Leading aviation operators have teamed up to offer Far North Queensland students a rewarding global career pathway, complete with subsidised study and guaranteed employment opportunities.

The unique program, the first of its kind in Australia, is a cadetship established between Jet Aviation and Skytek, with Aviation Australia as the training provider. It is part of a long-term strategy aimed at recruiting Licenced Aircraft Maintenance Engineers (LAMEs), a specialist career facing skill shortages in the wake of the COVID-19 pandemic.

Aviation Australia Business Manager for North Queensland, Chris Pigott, said there had never been a better time to train as an aircraft maintenance engineer.

“The industry is growing and there is a critical shortage of aircraft engineers in the industry. This is a worldwide career and there is a very high demand for jobs locally, nationally and overseas,” he said.

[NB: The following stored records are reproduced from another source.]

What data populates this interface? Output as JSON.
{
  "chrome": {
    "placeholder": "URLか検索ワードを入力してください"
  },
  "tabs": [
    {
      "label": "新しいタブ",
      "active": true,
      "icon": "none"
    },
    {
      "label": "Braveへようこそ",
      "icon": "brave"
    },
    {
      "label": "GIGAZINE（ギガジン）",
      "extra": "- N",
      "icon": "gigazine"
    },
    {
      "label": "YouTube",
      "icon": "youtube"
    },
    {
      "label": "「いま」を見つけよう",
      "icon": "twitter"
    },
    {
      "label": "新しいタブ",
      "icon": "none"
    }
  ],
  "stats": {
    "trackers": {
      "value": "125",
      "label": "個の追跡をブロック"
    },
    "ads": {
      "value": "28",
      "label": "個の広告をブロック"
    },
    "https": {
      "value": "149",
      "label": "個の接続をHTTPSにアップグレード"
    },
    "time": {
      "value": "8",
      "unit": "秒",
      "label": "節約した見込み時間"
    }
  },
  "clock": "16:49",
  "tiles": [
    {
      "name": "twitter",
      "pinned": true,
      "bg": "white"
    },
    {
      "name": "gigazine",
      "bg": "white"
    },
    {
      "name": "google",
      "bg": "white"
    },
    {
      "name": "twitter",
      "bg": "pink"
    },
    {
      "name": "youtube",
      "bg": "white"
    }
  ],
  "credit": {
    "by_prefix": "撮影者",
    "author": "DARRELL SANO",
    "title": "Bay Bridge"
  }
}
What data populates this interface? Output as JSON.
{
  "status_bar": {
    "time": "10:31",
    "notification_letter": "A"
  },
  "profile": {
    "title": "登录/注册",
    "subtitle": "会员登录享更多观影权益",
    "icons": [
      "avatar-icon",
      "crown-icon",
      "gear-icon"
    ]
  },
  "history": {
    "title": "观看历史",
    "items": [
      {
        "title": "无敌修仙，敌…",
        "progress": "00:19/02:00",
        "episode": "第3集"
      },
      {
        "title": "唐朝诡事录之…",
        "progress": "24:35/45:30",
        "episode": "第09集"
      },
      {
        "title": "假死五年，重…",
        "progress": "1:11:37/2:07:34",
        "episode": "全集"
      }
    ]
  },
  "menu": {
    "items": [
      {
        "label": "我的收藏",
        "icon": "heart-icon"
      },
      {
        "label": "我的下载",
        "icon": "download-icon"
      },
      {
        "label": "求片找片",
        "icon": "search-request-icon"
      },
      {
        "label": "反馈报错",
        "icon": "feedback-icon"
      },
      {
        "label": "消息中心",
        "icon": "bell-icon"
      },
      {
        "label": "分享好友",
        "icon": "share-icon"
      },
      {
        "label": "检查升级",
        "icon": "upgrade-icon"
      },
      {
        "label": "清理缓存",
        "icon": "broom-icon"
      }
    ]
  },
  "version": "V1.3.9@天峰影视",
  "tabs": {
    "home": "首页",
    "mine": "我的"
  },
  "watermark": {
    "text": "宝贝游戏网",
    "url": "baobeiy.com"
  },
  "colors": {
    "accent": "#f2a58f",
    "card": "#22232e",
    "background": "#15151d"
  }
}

“This inaugural cadetship program could help to safeguard the future of the industry.”

Applications open today and training will commence in February 2023. Students can choose to study either an Avionics or Mechanical trade pathway, with fees subsidised under the Queensland Government Aviation Strategy for eligible applicants, along with contributions from the program partners.

On completion of the 10-month cadetship, students who meet the criteria will transition to being employed with either Jet Aviation or Skytek.

Students will be provided with work experience opportunities, support and mentorship, with monitoring every three months to ensure they are on track.

“Trainees who embark on the cadetship program and meet the selection criteria for an apprenticeship can expect to become a qualified LAME in four years, all while training and working locally,” Mr Pigott said.

Ian D’Arcy, Jet Aviation Vice President for North East Asia, said: “Aviation is an exciting industry to be a part of. We are always thinking about the next generation and considering what is going to happen in five or 10 years’ time. We hope other aviation companies around the country will consider a similar cadetship program.”

Skytek Chief Engineer Reece Booij worked as a diesel fitter before becoming an aircraft maintenance engineer.

He said every day on the job was different and interesting.

“We get to work on all sorts of aircraft - normal passenger aircraft to emergency medical services, you get a full range of work. Every job is different,” Mr Booij said.

“A cool thing about aviation is going on check flights after you finish. You get to fly around, see the reef, make sure all the work you did is up to speed. It’s a reward.”

“My family find it pretty magic that I do this work. Being able to bring friends or kids to work, and see something like a helicopter hovering in mid-air, it’s a career that a lot of people find exciting.”

Cairns Airport Chief Executive Officer Richard Barker said the program presented significant potential for the wider Far North region.

“There is an exciting opportunity here for us to position ourselves as a growing destination for aviation-related careers and training, which would offer positive effects for the broader community,” he said.

Mr Barker said all airports had been affected by flight delays and cancellations in recent months and engineer shortages had been a major contributor.

“Aviation is integral to life as we know it. We do not want to imagine a future without world-class travel and connectivity opportunities, not to mention the vital medical and commercial services that rely on the industry to operate. This is particularly relevant in regional and remote areas,” he said.

To enquire about or enrol in the Cadetship Program, visit aviationaustralia.aero or phone 073860 0923.